After scoring three successive critically acclaimed films that were also box-office hits (Hum Dil De Chuke Sanam, Devdas, and Black), anything new from Bhansali would no doubt create huge buzz. And Saawariya has the added distinction of being the first Indian movie co-produced and distributed by a Hollywood company. Taking a sizable gamble by introducing new faces in lead roles (Ranbir Kapoor is son of actor Rishi Kapoor; Sonam Kapoor is daughter of actor Anil Kapoor), Saawariya is the cinematic equivalent of a limo ride: padded and opulent, but also risking a flat tire at the first pothole. And there are potholes, to be sure. But that bad news is only half the story.

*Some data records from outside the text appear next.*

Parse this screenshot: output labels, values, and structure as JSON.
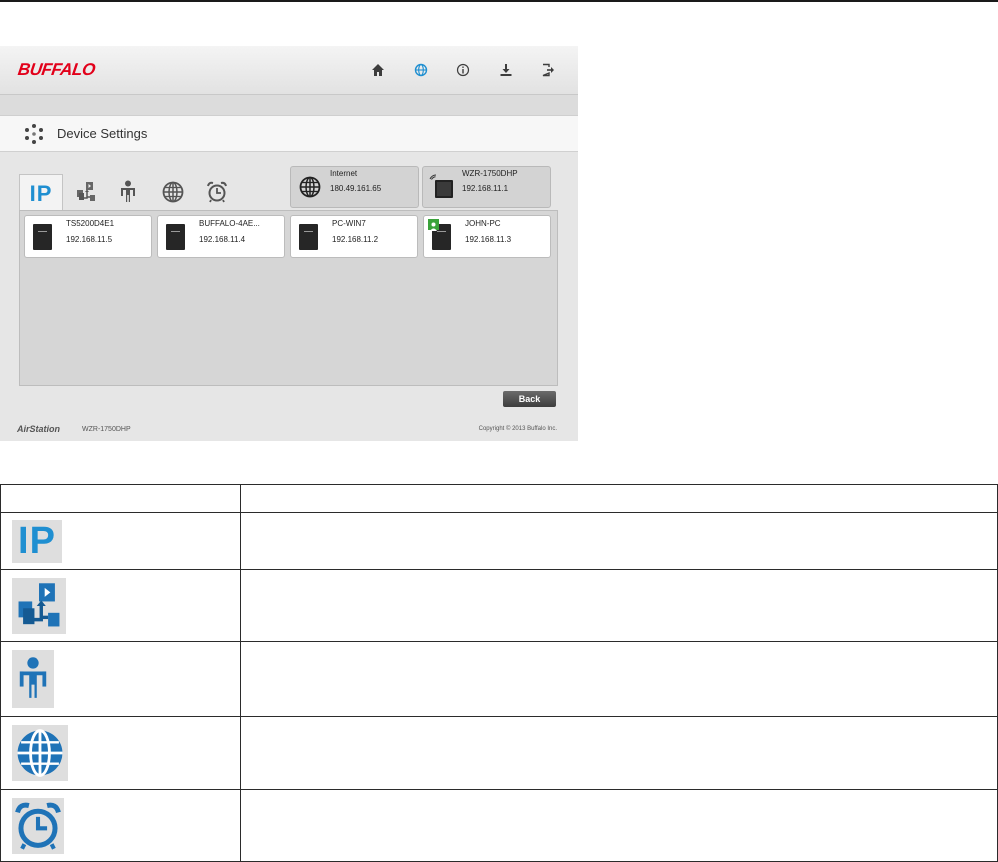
{
  "header": {
    "logo": "BUFFALO",
    "icons": [
      "home-icon",
      "globe-icon",
      "info-icon",
      "download-icon",
      "logout-icon"
    ]
  },
  "page": {
    "title": "Device Settings"
  },
  "tabs": [
    {
      "label": "IP",
      "icon": "ip-icon"
    },
    {
      "icon": "network-devices-icon"
    },
    {
      "icon": "person-icon"
    },
    {
      "icon": "globe-icon"
    },
    {
      "icon": "alarm-clock-icon"
    }
  ],
  "internet": {
    "name": "Internet",
    "ip": "180.49.161.65"
  },
  "router": {
    "name": "WZR-1750DHP",
    "ip": "192.168.11.1"
  },
  "devices": [
    {
      "name": "TS5200D4E1",
      "ip": "192.168.11.5"
    },
    {
      "name": "BUFFALO-4AE...",
      "ip": "192.168.11.4"
    },
    {
      "name": "PC-WIN7",
      "ip": "192.168.11.2"
    },
    {
      "name": "JOHN-PC",
      "ip": "192.168.11.3"
    }
  ],
  "back_label": "Back",
  "footer": {
    "brand": "AirStation",
    "model": "WZR-1750DHP",
    "copyright": "Copyright © 2013 Buffalo Inc."
  },
  "legend": {
    "header": [
      "",
      ""
    ],
    "rows": [
      {
        "icon": "ip-icon",
        "label": "IP",
        "description": ""
      },
      {
        "icon": "network-devices-icon",
        "description": ""
      },
      {
        "icon": "person-icon",
        "description": ""
      },
      {
        "icon": "globe-icon",
        "description": ""
      },
      {
        "icon": "alarm-clock-icon",
        "description": ""
      }
    ]
  },
  "colors": {
    "accent": "#1f8fd1",
    "brand": "#e2001a",
    "badge": "#3aa23a"
  }
}
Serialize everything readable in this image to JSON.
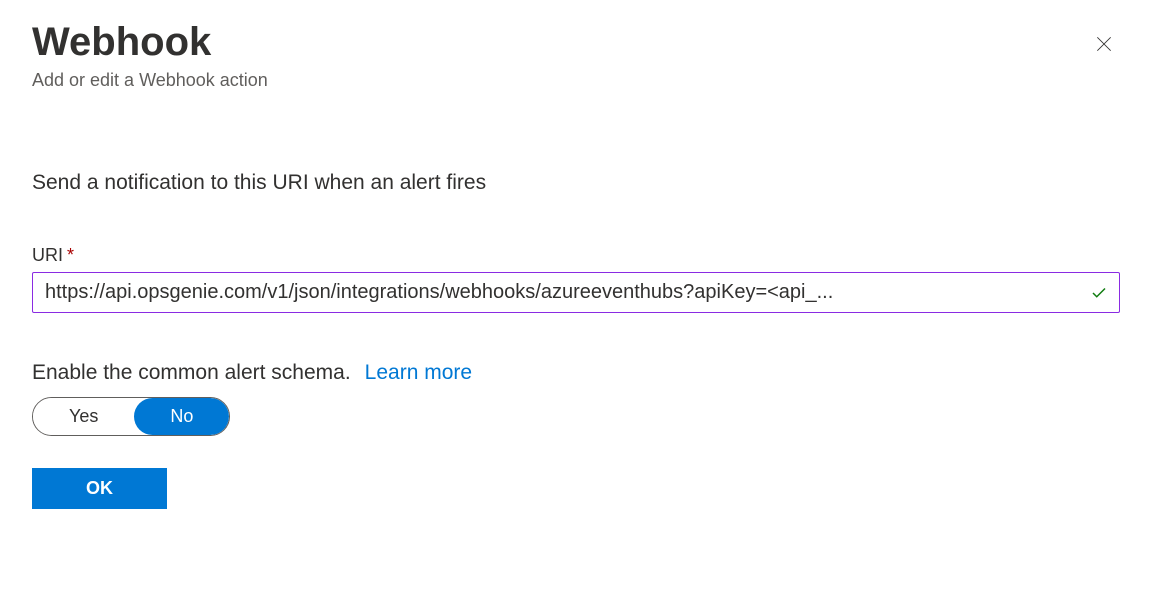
{
  "header": {
    "title": "Webhook",
    "subtitle": "Add or edit a Webhook action"
  },
  "description": "Send a notification to this URI when an alert fires",
  "uri_field": {
    "label": "URI",
    "required_mark": "*",
    "value": "https://api.opsgenie.com/v1/json/integrations/webhooks/azureeventhubs?apiKey=<api_..."
  },
  "schema": {
    "label": "Enable the common alert schema.",
    "learn_more": "Learn more",
    "yes_label": "Yes",
    "no_label": "No",
    "selected": "No"
  },
  "buttons": {
    "ok": "OK"
  }
}
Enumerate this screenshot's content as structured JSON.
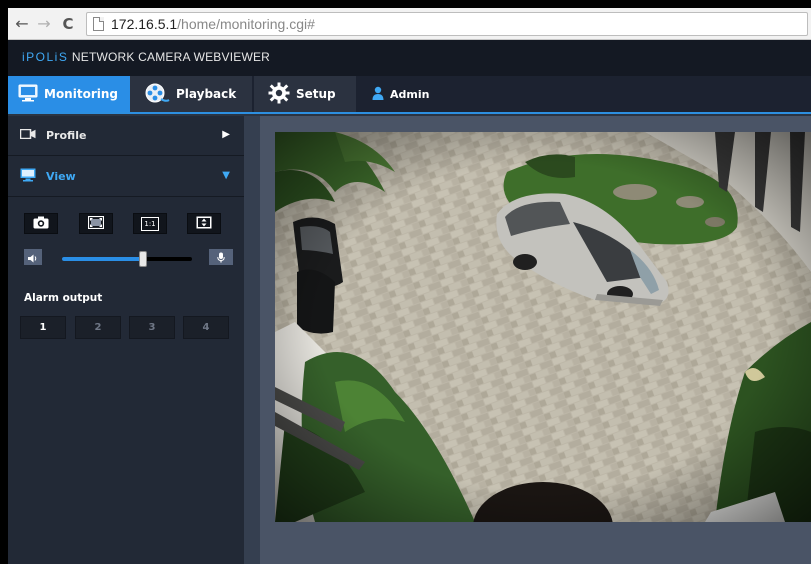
{
  "browser": {
    "url_host": "172.16.5.1",
    "url_path": "/home/monitoring.cgi#"
  },
  "app": {
    "brand_ipolis": "iPOLiS",
    "brand_rest": " NETWORK CAMERA WEBVIEWER"
  },
  "tabs": {
    "monitoring": "Monitoring",
    "playback": "Playback",
    "setup": "Setup",
    "admin": "Admin"
  },
  "sidebar": {
    "profile_label": "Profile",
    "view_label": "View",
    "original_size_label": "1:1",
    "alarm_output_label": "Alarm output",
    "alarm_buttons": [
      "1",
      "2",
      "3",
      "4"
    ],
    "active_alarm": "1"
  },
  "volume": {
    "level_fraction": 0.62
  },
  "colors": {
    "accent": "#2a8ee6",
    "brand": "#3fa9f5",
    "sidebar_bg": "#222936"
  },
  "icons": {
    "back": "back-arrow-icon",
    "forward": "forward-arrow-icon",
    "reload": "reload-icon",
    "page": "page-icon",
    "monitoring": "monitor-icon",
    "playback": "film-reel-icon",
    "setup": "gear-icon",
    "admin": "user-icon",
    "profile": "camera-icon",
    "view": "monitor-icon",
    "snapshot": "camera-icon",
    "fit": "fit-screen-icon",
    "original": "original-size-icon",
    "fullscreen": "fullscreen-icon",
    "mute": "speaker-icon",
    "mic": "microphone-icon"
  }
}
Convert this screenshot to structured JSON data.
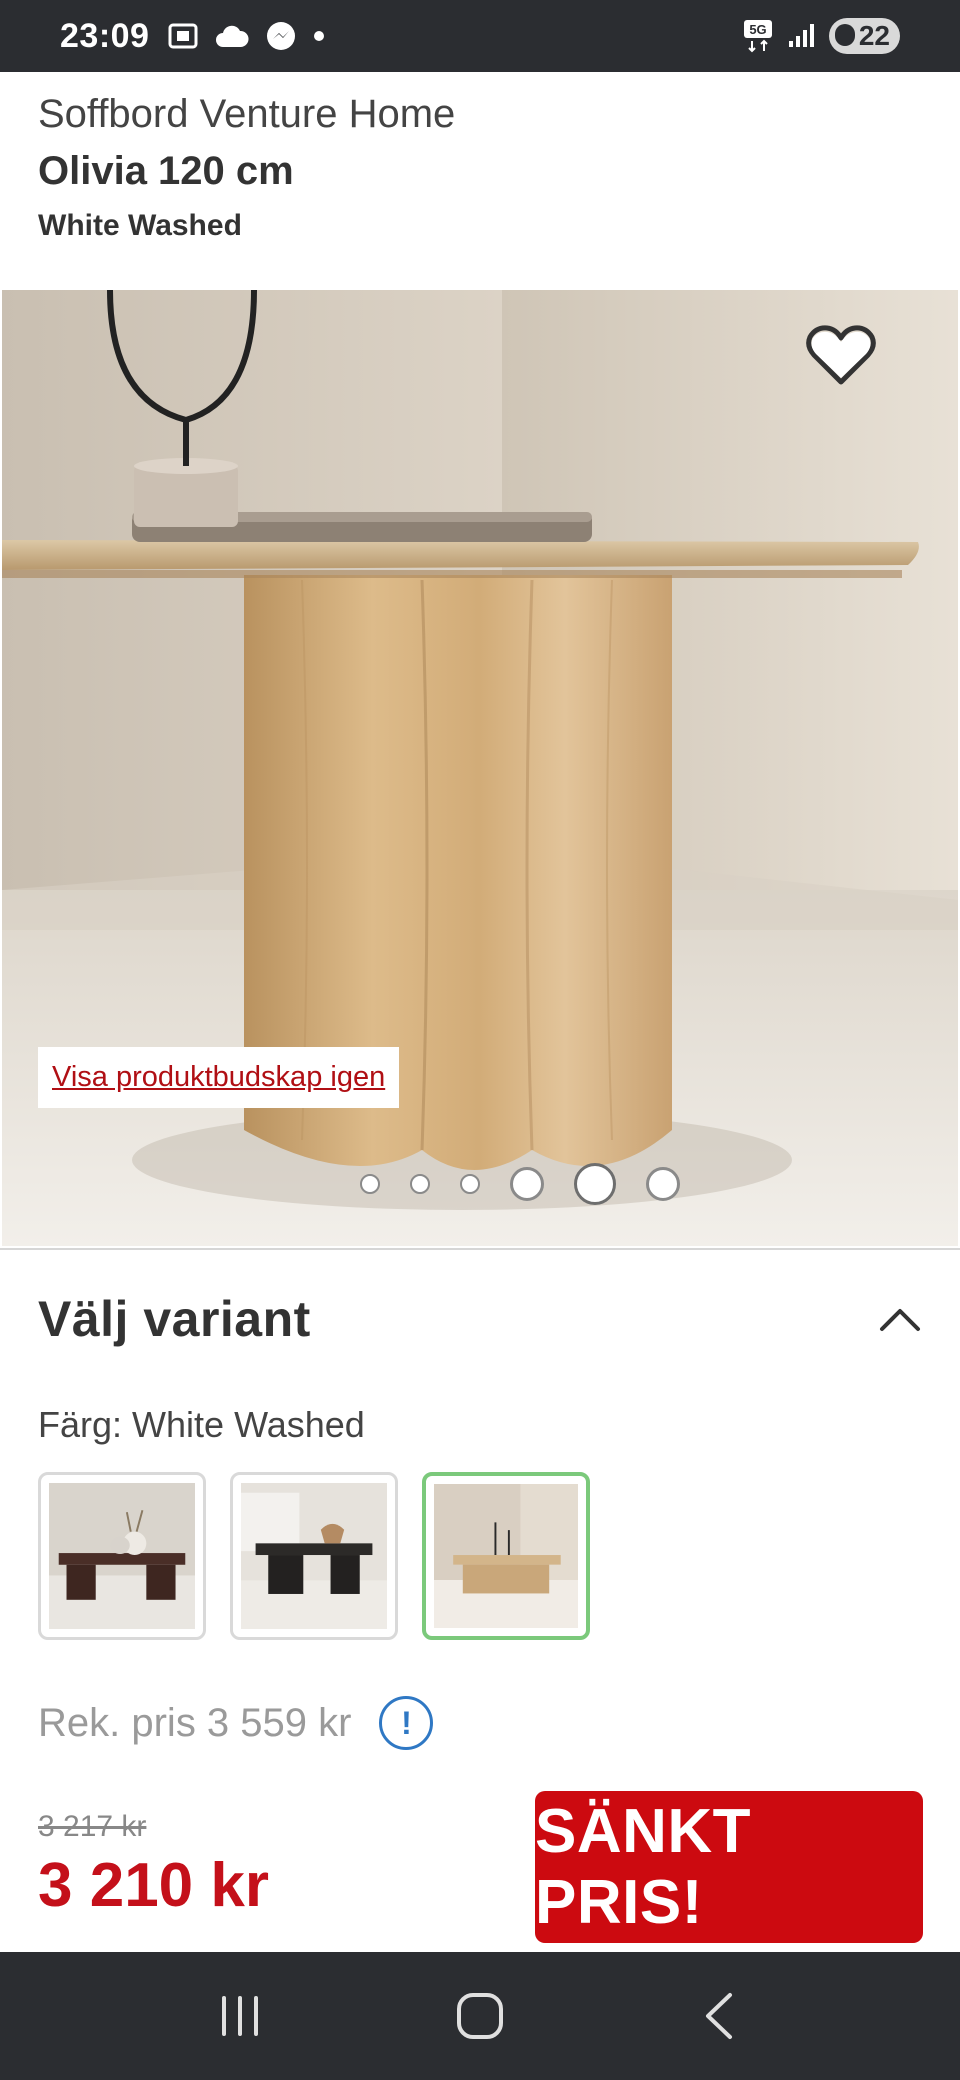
{
  "status_bar": {
    "time": "23:09",
    "network": "5G",
    "battery": "22"
  },
  "product": {
    "brand_line": "Soffbord Venture Home",
    "name": "Olivia 120 cm",
    "variant": "White Washed"
  },
  "gallery": {
    "message_link": "Visa produktbudskap igen",
    "dots_count": 6,
    "active_dot": 5
  },
  "variant_section": {
    "title": "Välj variant",
    "color_label": "Färg:",
    "color_value": "White Washed",
    "swatches": [
      "dark-brown-table",
      "black-table",
      "white-washed-table"
    ],
    "selected_swatch": 3
  },
  "pricing": {
    "rek_label": "Rek. pris 3 559 kr",
    "old_price": "3 217 kr",
    "new_price": "3 210 kr",
    "badge": "SÄNKT PRIS!"
  },
  "colors": {
    "price_red": "#c4101a",
    "badge_red": "#cc0a10",
    "selected_green": "#7bc97b",
    "info_blue": "#2f78c4"
  }
}
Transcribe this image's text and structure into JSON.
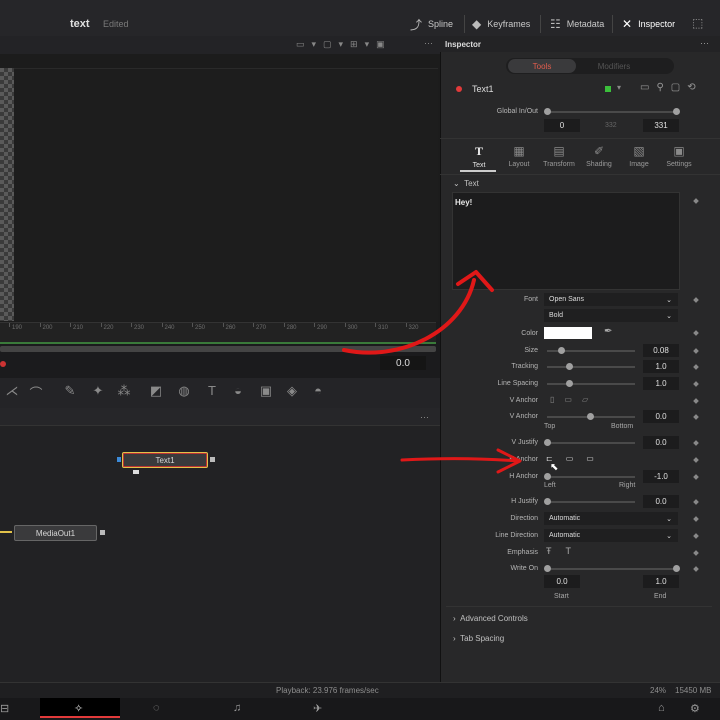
{
  "header": {
    "title": "text",
    "status": "Edited",
    "spline": "Spline",
    "keyframes": "Keyframes",
    "metadata": "Metadata",
    "inspector": "Inspector"
  },
  "viewer": {
    "ticks": [
      "190",
      "200",
      "210",
      "220",
      "230",
      "240",
      "250",
      "260",
      "270",
      "280",
      "290",
      "300",
      "310",
      "320"
    ],
    "value": "0.0"
  },
  "nodes": {
    "text1": "Text1",
    "mediaout": "MediaOut1"
  },
  "inspector": {
    "title": "Inspector",
    "tab_tools": "Tools",
    "tab_modifiers": "Modifiers",
    "tool_name": "Text1",
    "global_inout": "Global In/Out",
    "global_start": "0",
    "global_mid": "332",
    "global_end": "331",
    "subtabs": [
      "Text",
      "Layout",
      "Transform",
      "Shading",
      "Image",
      "Settings"
    ],
    "section_text": "Text",
    "text_value": "Hey!",
    "font_label": "Font",
    "font_value": "Open Sans",
    "style_value": "Bold",
    "color_label": "Color",
    "size_label": "Size",
    "size_value": "0.08",
    "tracking_label": "Tracking",
    "tracking_value": "1.0",
    "linespacing_label": "Line Spacing",
    "linespacing_value": "1.0",
    "vanchor_label": "V Anchor",
    "vanchor2_label": "V Anchor",
    "vanchor2_value": "0.0",
    "top": "Top",
    "bottom": "Bottom",
    "vjustify_label": "V Justify",
    "vjustify_value": "0.0",
    "hanchor_label": "H Anchor",
    "hanchor2_label": "H Anchor",
    "hanchor2_value": "-1.0",
    "left": "Left",
    "right": "Right",
    "hjustify_label": "H Justify",
    "hjustify_value": "0.0",
    "direction_label": "Direction",
    "direction_value": "Automatic",
    "linedirection_label": "Line Direction",
    "linedirection_value": "Automatic",
    "emphasis_label": "Emphasis",
    "writeon_label": "Write On",
    "writeon_start": "0.0",
    "writeon_end": "1.0",
    "start": "Start",
    "end": "End",
    "advanced": "Advanced Controls",
    "tabspacing": "Tab Spacing"
  },
  "status": {
    "playback": "Playback: 23.976 frames/sec",
    "zoom": "24%",
    "memory": "15450 MB"
  },
  "colors": {
    "accent_red": "#e23a3a",
    "node_highlight": "#e2c24a",
    "annotation": "#e01818"
  }
}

The good news is that even on this rocky road, Bhansali’s finished product retains enough fresh elements to make this a worthwhile film. The film is based on Fyodor Dostoevsky’s classic short story “White Nights,” and what Bhansali gets 100 percent right is the staging of a gothic, dreamy, snow-clad hamlet that appears chiseled out of a Russian winterscape. The arrival of Raj (R. Kapoor), a dashing stranger, sets tongues wagging. Raj gets acquainted with the village tart, Gulab (Mukherjee), but opts for the shy Sakina (S. Kapoor), who has long been sheltered by an elderly grandmother (Para). Raj’s interest in Sakina is put to task when Iman (Khan), a brawny soldier headed for the front, also expresses interest in Sakina.
Bhansali’s recent films frequently toss in references to classic Hindi films. The ethos the director appears most eager to emulate here is that of Hindi cinema’s preeminent showman—and Ranbir Kapoor’s grandfather—Raj Kapoor. Raj lands a singing gig at a pub called RK Club—after Raj Kapoor’s famed moniker and studio name. Raj and Sakina share an umbrella that provides enough shelter and more than a passing resemblance to Raj Kapoor romancing Nargis under an umbrella in Shree 420 (1955). Finally, the cranky landlady (Sehgal) who puts up the vagabond lodger, Raj, borrows from Raj Kapoor’s trampy character renting a room from loud-mouthed Lalita Pawar in Anari (1959).
A pleasant surprise is Sharma’s gorgeous musical score. Sharma—nephew of Pyarelal Sharma of Laxmikant-Pyarelal fame—comes up with some of the best songs of the year. Ranbir Kapoor and Sonam Kapoor both look handsome and carefree. The most eye-catching scene may be Ranbir Kapoor’s brief rear and thinly veiled frontal nude scene. That, certainly, is from no Raj Kapoor movie.
Many international (read Western) film promoters have historically shied away from the lucrative Hindi film market due to the alleged gray market financing links between some Hindi films and the underworld. That may be changing as India’s booming economy places an increasing premium on transparency from all sectors, including the film industry. Major Hindi film studios that would never dream of disclosing their budgets and box office tickers now routinely aim for full disclosure. For having broken that barrier, Sony’s Saawariya is indeed a milestone.
Globe trekker, aesthete, photographer, ski bum, film buff, and commentator Aniruddh Chawda writes from Milwaukee.